Judge Katzmann was placed on the appeals court by former President Bill Clinton. Judges Chin and Droney were appointed by former President Barack Obama.
The legal fight began in late August after the office of the Manhattan district attorney, Cyrus R. Vance Jr., a Democrat, subpoenaed Mr. Trump’s accounting firm, Mazars USA, for his tax returns and those of his family business dating to 2011.
Prosecutors in the office are examining the role of the president and his business in hush-money payments made to two women just before the 2016 presidential election.
Mr. Vance’s office sought the records in connection with an investigation into whether any New York State laws were broken when Mr. Trump and his company, the Trump Organization, reimbursed his former lawyer and fixer, Michael D. Cohen, for payments he made to the adult film actress Stormy Daniels, who claimed she had an affair with Mr. Trump.
Mr. Cohen was also involved in money paid to Karen McDougal, a Playboy model who also said she had a relationship with Mr. Trump. The president has denied the relationships.
Mr. Trump’s lawyers sued to block the subpoena, writing that the criminal investigation of the president was unconstitutional. They asserted that presidents have such unique power and responsibility that they cannot be subject to the burden of investigations, especially from local prosecutors who may use the criminal process for political gain.
They pointed to impeachment as the correct way to address any potential wrongdoing by a president. Mr. Trump’s lawyers also have called the district attorney’s action an “effort to harass the president by obtaining and exposing his confidential financial information, not a legitimate attempt to enforce New York law.”
A spokesman for Mr. Vance said the office had no comment on the appeals court decision.
The immunity argument has never been tested in court. Federal prosecutors are barred from charging a sitting president with a crime because the Justice Department has decided that presidents have temporary immunity from prosecution while they are in office.
But that policy has not precluded investigations of the president. Mr. Trump and other sitting presidents have been the subjects of federal criminal investigations, and local prosecutors like Mr. Vance have not been bound by the policy.
On Oct. 7, Judge Victor Marrero of Federal District Court in Manhattan issued a 75-page opinion, rejecting Mr. Trump’s position.
Mr. Trump appealed to the Second Circuit, and in oral arguments last month, William S. Consovoy, a lawyer for Mr. Trump, told the panel, “We view the entire subpoena as an inappropriate fishing expedition not made in good faith.”
During the arguments, the president’s immunity claim seemed to crystallize when Judge Chin cited an audacious statement Mr. Trump once made — that he could stand on Fifth Avenue and shoot somebody, without being hurt politically.
Judge Chin asked Mr. Consovoy about the potential effect of the president’s immunity claim in such a hypothetical situation. “Local authorities couldn’t investigate?” Judge Chin asked, adding: “Nothing could be done? That’s your position?”
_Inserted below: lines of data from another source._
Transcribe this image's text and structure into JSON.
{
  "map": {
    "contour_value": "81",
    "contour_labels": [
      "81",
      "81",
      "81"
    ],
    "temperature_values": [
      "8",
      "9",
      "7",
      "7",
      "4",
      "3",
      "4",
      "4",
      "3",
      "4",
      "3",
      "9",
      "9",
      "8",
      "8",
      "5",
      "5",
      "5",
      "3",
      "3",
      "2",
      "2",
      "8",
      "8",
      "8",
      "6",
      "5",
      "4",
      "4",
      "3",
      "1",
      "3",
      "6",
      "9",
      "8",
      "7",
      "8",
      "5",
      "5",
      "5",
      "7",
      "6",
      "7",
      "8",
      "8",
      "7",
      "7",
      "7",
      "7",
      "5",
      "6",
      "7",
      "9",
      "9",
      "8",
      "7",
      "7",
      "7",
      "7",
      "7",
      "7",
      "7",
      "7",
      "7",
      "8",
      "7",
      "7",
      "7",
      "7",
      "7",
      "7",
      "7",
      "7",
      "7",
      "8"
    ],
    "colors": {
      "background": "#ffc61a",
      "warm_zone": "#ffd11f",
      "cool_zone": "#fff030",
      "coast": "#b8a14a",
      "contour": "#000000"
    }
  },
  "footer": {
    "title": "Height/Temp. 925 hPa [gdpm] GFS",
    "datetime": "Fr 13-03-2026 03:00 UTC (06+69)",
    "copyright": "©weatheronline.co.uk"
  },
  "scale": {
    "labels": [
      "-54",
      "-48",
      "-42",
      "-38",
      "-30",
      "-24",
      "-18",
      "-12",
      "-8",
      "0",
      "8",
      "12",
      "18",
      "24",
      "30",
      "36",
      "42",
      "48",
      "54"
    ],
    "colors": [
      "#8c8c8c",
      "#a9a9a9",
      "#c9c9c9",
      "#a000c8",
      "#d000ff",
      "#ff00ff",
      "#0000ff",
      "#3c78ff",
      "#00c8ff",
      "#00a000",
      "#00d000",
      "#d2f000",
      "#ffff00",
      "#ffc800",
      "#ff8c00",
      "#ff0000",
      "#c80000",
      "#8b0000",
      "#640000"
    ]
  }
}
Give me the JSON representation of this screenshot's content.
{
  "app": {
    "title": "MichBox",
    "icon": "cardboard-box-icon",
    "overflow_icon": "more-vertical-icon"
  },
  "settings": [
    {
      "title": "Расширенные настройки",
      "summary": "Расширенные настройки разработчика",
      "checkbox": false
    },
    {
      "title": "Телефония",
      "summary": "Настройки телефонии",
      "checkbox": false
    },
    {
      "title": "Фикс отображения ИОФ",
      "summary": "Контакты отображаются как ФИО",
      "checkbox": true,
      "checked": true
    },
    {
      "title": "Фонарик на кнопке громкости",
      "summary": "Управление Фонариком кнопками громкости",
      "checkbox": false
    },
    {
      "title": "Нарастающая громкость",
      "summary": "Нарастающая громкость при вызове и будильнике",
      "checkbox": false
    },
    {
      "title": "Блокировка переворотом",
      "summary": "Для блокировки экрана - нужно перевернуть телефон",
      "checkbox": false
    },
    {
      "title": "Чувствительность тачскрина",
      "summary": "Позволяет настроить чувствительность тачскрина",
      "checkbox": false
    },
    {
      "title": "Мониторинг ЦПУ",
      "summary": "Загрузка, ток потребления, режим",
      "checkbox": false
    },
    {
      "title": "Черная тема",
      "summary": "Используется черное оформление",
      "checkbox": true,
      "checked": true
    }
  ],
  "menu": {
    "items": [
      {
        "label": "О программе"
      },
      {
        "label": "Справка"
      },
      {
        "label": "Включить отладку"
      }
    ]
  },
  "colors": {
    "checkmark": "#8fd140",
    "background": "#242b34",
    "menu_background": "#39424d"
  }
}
“That is correct. That is correct,” Mr. Consovoy said.
The Justice Department, led by William P. Barr, had also weighed in, writing in court filings that Mr. Vance’s subpoena should be blocked for now but not adopting Mr. Trump’s absolutist view that a sitting president could never be subject to criminal investigation.
Although the United States is not a party to the lawsuit, it has the right to give its views.
In an appellate brief, the Justice Department wrote that Mr. Vance’s office should not be able to obtain the president’s personal records unless it could show that they were central to the investigation, not available elsewhere and were needed immediately, rather than after Mr. Trump leaves office.
“A subpoena directed at a president’s records should be permitted only as a last resort,” the department wrote.
Under a deal reached by Mr. Trump’s lawyers with Mr. Vance’s office, the subpoena will not be enforced while Mr. Trump seeks review of the appellate ruling in the Supreme Court, provided that he asks that the court hear the case in its current term, which ends in June.